• _Task data_:
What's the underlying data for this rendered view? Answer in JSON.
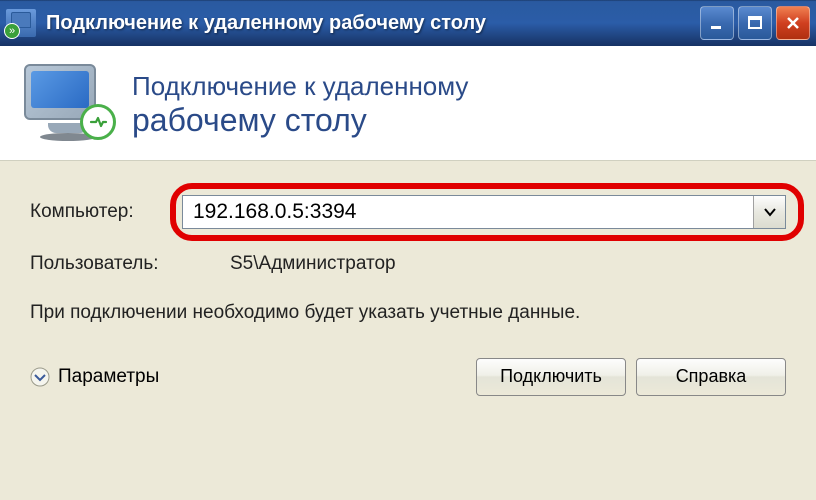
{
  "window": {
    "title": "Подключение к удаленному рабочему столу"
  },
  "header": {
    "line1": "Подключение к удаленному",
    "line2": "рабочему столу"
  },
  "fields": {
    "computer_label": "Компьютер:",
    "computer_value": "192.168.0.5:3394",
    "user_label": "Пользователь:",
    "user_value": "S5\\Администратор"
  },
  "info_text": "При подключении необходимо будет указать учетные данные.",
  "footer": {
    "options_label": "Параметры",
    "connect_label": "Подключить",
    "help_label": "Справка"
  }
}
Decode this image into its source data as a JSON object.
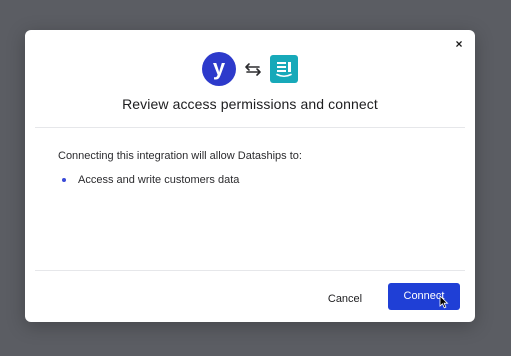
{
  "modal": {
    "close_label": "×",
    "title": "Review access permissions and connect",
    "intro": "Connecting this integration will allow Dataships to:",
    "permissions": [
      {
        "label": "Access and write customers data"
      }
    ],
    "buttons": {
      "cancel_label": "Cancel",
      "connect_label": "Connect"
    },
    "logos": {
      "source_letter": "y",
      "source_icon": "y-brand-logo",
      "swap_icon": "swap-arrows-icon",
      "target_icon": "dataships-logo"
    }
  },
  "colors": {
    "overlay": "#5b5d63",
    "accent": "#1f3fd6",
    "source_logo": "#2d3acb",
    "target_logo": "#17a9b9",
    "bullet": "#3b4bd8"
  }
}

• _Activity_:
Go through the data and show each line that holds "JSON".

• _Written solution_:
What's the underlying data for this rendered view? Answer in JSON.
Decode this image into its source data as a JSON object.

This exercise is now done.